PROMPT: Word for word, return every record that follows.

Saved data entries:

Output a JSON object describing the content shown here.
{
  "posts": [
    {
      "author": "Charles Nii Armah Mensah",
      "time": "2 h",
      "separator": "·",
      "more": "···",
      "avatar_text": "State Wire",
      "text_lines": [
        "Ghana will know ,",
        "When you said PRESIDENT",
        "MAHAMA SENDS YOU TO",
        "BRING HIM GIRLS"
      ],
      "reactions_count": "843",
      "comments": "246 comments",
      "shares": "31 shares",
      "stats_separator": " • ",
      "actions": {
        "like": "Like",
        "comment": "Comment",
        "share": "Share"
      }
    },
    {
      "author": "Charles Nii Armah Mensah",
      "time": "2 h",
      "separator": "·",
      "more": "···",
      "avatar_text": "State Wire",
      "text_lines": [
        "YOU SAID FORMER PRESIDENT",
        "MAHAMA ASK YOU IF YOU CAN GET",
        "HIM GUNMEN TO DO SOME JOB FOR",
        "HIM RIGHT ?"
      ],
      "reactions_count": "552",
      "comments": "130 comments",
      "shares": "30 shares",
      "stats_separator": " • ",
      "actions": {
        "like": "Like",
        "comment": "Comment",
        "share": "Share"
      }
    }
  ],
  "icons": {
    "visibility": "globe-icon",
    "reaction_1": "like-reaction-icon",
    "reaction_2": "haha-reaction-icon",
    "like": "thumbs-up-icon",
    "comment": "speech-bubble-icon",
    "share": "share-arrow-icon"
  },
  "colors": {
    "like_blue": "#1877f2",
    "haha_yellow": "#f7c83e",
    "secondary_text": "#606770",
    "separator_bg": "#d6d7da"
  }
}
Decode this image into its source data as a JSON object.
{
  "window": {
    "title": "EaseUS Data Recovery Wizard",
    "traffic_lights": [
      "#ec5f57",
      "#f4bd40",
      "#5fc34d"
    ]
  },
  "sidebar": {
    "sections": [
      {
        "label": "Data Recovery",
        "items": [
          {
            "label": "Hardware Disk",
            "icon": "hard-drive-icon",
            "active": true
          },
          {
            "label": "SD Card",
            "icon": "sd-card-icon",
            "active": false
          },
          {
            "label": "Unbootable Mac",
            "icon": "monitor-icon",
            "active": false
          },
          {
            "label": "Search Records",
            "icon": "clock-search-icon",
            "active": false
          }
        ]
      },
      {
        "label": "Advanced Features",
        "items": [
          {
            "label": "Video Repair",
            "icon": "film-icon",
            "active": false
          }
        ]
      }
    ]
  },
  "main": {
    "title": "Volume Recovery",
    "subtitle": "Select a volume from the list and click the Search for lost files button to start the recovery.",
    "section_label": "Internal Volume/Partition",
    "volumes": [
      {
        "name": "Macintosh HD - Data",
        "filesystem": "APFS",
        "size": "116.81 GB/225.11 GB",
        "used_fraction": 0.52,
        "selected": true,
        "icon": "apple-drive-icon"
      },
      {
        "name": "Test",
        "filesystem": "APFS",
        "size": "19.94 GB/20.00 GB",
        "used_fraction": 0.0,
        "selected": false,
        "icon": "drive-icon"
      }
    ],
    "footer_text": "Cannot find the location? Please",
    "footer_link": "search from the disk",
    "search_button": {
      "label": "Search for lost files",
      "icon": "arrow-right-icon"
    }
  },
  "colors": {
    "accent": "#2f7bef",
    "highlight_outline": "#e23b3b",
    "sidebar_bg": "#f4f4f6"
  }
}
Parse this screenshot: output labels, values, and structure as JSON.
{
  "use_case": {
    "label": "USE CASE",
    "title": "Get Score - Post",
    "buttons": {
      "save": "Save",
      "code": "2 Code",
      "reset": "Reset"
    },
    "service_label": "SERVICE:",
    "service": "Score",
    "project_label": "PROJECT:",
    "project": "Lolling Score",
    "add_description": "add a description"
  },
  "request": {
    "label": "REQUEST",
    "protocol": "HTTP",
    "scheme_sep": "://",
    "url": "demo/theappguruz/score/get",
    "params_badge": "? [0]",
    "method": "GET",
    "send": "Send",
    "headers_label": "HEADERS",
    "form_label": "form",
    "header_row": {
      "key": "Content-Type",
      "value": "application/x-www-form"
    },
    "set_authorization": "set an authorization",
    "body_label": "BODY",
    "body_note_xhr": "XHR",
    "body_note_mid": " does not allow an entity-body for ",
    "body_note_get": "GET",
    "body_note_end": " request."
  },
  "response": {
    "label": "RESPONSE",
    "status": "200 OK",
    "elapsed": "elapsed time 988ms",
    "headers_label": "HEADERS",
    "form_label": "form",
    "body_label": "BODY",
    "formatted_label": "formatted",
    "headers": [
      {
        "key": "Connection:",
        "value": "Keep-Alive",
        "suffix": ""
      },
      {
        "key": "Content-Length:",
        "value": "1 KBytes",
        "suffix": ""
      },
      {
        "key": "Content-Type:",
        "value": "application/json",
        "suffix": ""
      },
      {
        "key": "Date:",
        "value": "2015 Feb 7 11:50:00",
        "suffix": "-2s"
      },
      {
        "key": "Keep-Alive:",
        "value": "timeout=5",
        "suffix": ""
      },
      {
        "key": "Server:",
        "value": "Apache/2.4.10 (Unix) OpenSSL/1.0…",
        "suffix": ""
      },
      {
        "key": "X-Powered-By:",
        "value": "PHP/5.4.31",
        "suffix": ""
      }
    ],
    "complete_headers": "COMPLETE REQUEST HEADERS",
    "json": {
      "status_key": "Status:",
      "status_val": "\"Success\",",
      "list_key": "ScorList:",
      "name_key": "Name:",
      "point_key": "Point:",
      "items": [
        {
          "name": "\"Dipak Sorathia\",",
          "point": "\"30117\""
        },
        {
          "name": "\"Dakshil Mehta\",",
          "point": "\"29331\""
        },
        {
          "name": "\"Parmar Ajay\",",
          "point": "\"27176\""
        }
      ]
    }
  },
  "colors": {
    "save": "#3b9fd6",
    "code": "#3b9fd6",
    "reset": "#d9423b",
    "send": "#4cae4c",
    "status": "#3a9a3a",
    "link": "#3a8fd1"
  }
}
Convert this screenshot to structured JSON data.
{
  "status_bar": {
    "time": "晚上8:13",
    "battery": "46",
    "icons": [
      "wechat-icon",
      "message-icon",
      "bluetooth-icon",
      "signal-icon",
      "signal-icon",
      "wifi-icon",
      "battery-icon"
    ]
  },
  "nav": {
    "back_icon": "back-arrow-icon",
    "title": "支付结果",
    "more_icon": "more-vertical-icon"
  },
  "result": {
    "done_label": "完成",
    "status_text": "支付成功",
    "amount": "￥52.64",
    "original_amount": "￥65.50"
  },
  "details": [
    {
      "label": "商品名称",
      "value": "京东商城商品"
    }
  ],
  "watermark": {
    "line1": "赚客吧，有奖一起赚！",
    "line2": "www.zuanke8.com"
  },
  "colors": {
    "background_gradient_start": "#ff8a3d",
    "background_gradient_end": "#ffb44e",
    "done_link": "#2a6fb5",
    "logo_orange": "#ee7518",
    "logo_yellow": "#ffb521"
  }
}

EXPECTED OUTPUT:
Output a JSON object describing the content shown here.
{
  "posts": [
    {
      "author": "Charles Nii Armah Mensah",
      "time": "2 h",
      "separator": "·",
      "more": "···",
      "avatar_text": "State Wire",
      "text_lines": [
        "Ghana will know ,",
        "When you said PRESIDENT",
        "MAHAMA SENDS YOU TO",
        "BRING HIM GIRLS"
      ],
      "reactions_count": "843",
      "comments": "246 comments",
      "shares": "31 shares",
      "stats_separator": " • ",
      "actions": {
        "like": "Like",
        "comment": "Comment",
        "share": "Share"
      }
    },
    {
      "author": "Charles Nii Armah Mensah",
      "time": "2 h",
      "separator": "·",
      "more": "···",
      "avatar_text": "State Wire",
      "text_lines": [
        "YOU SAID FORMER PRESIDENT",
        "MAHAMA ASK YOU IF YOU CAN GET",
        "HIM GUNMEN TO DO SOME JOB FOR",
        "HIM RIGHT ?"
      ],
      "reactions_count": "552",
      "comments": "130 comments",
      "shares": "30 shares",
      "stats_separator": " • ",
      "actions": {
        "like": "Like",
        "comment": "Comment",
        "share": "Share"
      }
    }
  ],
  "icons": {
    "visibility": "globe-icon",
    "reaction_1": "like-reaction-icon",
    "reaction_2": "haha-reaction-icon",
    "like": "thumbs-up-icon",
    "comment": "speech-bubble-icon",
    "share": "share-arrow-icon"
  },
  "colors": {
    "like_blue": "#1877f2",
    "haha_yellow": "#f7c83e",
    "secondary_text": "#606770",
    "separator_bg": "#d6d7da"
  }
}
Decode this image into its source data as a JSON object.
{
  "window": {
    "title": "EaseUS Data Recovery Wizard",
    "traffic_lights": [
      "#ec5f57",
      "#f4bd40",
      "#5fc34d"
    ]
  },
  "sidebar": {
    "sections": [
      {
        "label": "Data Recovery",
        "items": [
          {
            "label": "Hardware Disk",
            "icon": "hard-drive-icon",
            "active": true
          },
          {
            "label": "SD Card",
            "icon": "sd-card-icon",
            "active": false
          },
          {
            "label": "Unbootable Mac",
            "icon": "monitor-icon",
            "active": false
          },
          {
            "label": "Search Records",
            "icon": "clock-search-icon",
            "active": false
          }
        ]
      },
      {
        "label": "Advanced Features",
        "items": [
          {
            "label": "Video Repair",
            "icon": "film-icon",
            "active": false
          }
        ]
      }
    ]
  },
  "main": {
    "title": "Volume Recovery",
    "subtitle": "Select a volume from the list and click the Search for lost files button to start the recovery.",
    "section_label": "Internal Volume/Partition",
    "volumes": [
      {
        "name": "Macintosh HD - Data",
        "filesystem": "APFS",
        "size": "116.81 GB/225.11 GB",
        "used_fraction": 0.52,
        "selected": true,
        "icon": "apple-drive-icon"
      },
      {
        "name": "Test",
        "filesystem": "APFS",
        "size": "19.94 GB/20.00 GB",
        "used_fraction": 0.0,
        "selected": false,
        "icon": "drive-icon"
      }
    ],
    "footer_text": "Cannot find the location? Please",
    "footer_link": "search from the disk",
    "search_button": {
      "label": "Search for lost files",
      "icon": "arrow-right-icon"
    }
  },
  "colors": {
    "accent": "#2f7bef",
    "highlight_outline": "#e23b3b",
    "sidebar_bg": "#f4f4f6"
  }
}
Parse this screenshot: output labels, values, and structure as JSON.
{
  "use_case": {
    "label": "USE CASE",
    "title": "Get Score - Post",
    "buttons": {
      "save": "Save",
      "code": "2 Code",
      "reset": "Reset"
    },
    "service_label": "SERVICE:",
    "service": "Score",
    "project_label": "PROJECT:",
    "project": "Lolling Score",
    "add_description": "add a description"
  },
  "request": {
    "label": "REQUEST",
    "protocol": "HTTP",
    "scheme_sep": "://",
    "url": "demo/theappguruz/score/get",
    "params_badge": "? [0]",
    "method": "GET",
    "send": "Send",
    "headers_label": "HEADERS",
    "form_label": "form",
    "header_row": {
      "key": "Content-Type",
      "value": "application/x-www-form"
    },
    "set_authorization": "set an authorization",
    "body_label": "BODY",
    "body_note_xhr": "XHR",
    "body_note_mid": " does not allow an entity-body for ",
    "body_note_get": "GET",
    "body_note_end": " request."
  },
  "response": {
    "label": "RESPONSE",
    "status": "200 OK",
    "elapsed": "elapsed time 988ms",
    "headers_label": "HEADERS",
    "form_label": "form",
    "body_label": "BODY",
    "formatted_label": "formatted",
    "headers": [
      {
        "key": "Connection:",
        "value": "Keep-Alive",
        "suffix": ""
      },
      {
        "key": "Content-Length:",
        "value": "1 KBytes",
        "suffix": ""
      },
      {
        "key": "Content-Type:",
        "value": "application/json",
        "suffix": ""
      },
      {
        "key": "Date:",
        "value": "2015 Feb 7 11:50:00",
        "suffix": "-2s"
      },
      {
        "key": "Keep-Alive:",
        "value": "timeout=5",
        "suffix": ""
      },
      {
        "key": "Server:",
        "value": "Apache/2.4.10 (Unix) OpenSSL/1.0…",
        "suffix": ""
      },
      {
        "key": "X-Powered-By:",
        "value": "PHP/5.4.31",
        "suffix": ""
      }
    ],
    "complete_headers": "COMPLETE REQUEST HEADERS",
    "json": {
      "status_key": "Status:",
      "status_val": "\"Success\",",
      "list_key": "ScorList:",
      "name_key": "Name:",
      "point_key": "Point:",
      "items": [
        {
          "name": "\"Dipak Sorathia\",",
          "point": "\"30117\""
        },
        {
          "name": "\"Dakshil Mehta\",",
          "point": "\"29331\""
        },
        {
          "name": "\"Parmar Ajay\",",
          "point": "\"27176\""
        }
      ]
    }
  },
  "colors": {
    "save": "#3b9fd6",
    "code": "#3b9fd6",
    "reset": "#d9423b",
    "send": "#4cae4c",
    "status": "#3a9a3a",
    "link": "#3a8fd1"
  }
}
Convert this screenshot to structured JSON data.
{
  "status_bar": {
    "time": "晚上8:13",
    "battery": "46",
    "icons": [
      "wechat-icon",
      "message-icon",
      "bluetooth-icon",
      "signal-icon",
      "signal-icon",
      "wifi-icon",
      "battery-icon"
    ]
  },
  "nav": {
    "back_icon": "back-arrow-icon",
    "title": "支付结果",
    "more_icon": "more-vertical-icon"
  },
  "result": {
    "done_label": "完成",
    "status_text": "支付成功",
    "amount": "￥52.64",
    "original_amount": "￥65.50"
  },
  "details": [
    {
      "label": "商品名称",
      "value": "京东商城商品"
    }
  ],
  "watermark": {
    "line1": "赚客吧，有奖一起赚！",
    "line2": "www.zuanke8.com"
  },
  "colors": {
    "background_gradient_start": "#ff8a3d",
    "background_gradient_end": "#ffb44e",
    "done_link": "#2a6fb5",
    "logo_orange": "#ee7518",
    "logo_yellow": "#ffb521"
  }
}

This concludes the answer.